Statutory Jurisdiction

Florida Statute 406.12 states that it is the duty of any person in the district where a death occurs, who becomes aware of the death, to report such death and circumstances forthwith to the District Medical Examiner. 

Florida Statute 406.11 requires that deaths occurring under the following circumstances be reported:

I . By criminal violence of any type;
2. By accident of any type, including delayed deaths and deaths resulting from medical complications following an accident;
3. By suicide;
4. Suddenly while in apparent good health;
*5. Unattended by a practicing physician or other recognized practitioners;
6. In prison or penal institutions;
7. In police custody;
8. Under suspicious or unusual circumstances;
9. By criminal abortion;
10. By poison;
11. By disease, injury or toxic agent resulting from employment;
12. When a body is brought into the state without proper medical certification;
13. When a body is to be cremated, dissected or buried at sea;
14. By disease constituting a threat to public health.

*Florida Statute 382.002 (4) defines death without medical attendance as: "A death occurring more than 30 days after the decedent was last treated by a physician except where death was medically expected as certified by an attending physician".

Deaths from natural causes occurring within 24 hours of hospitalization are not reportable unless one of the above is applicable.

Nursing home patients and patients in Hospice programs are considered attended.
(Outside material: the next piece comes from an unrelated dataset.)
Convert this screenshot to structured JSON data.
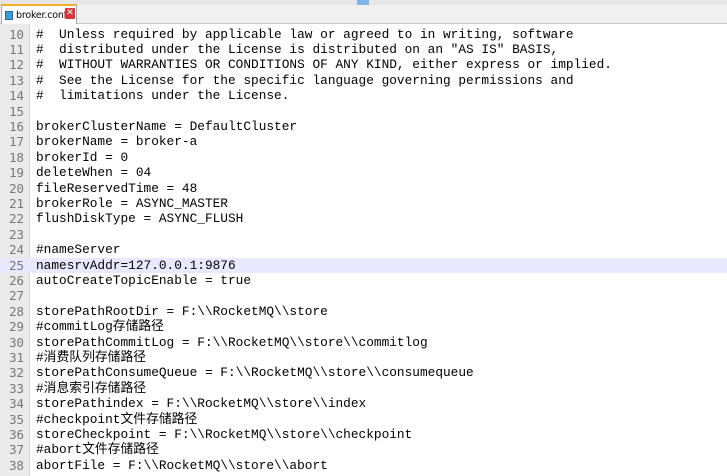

Such deaths need not be reported to the Medical Examiner unless one of the above is applicable. 

Deaths occurring outside a medical facility should be reported to the Medical Examiner (except  EXPECTED HOME DEATHS).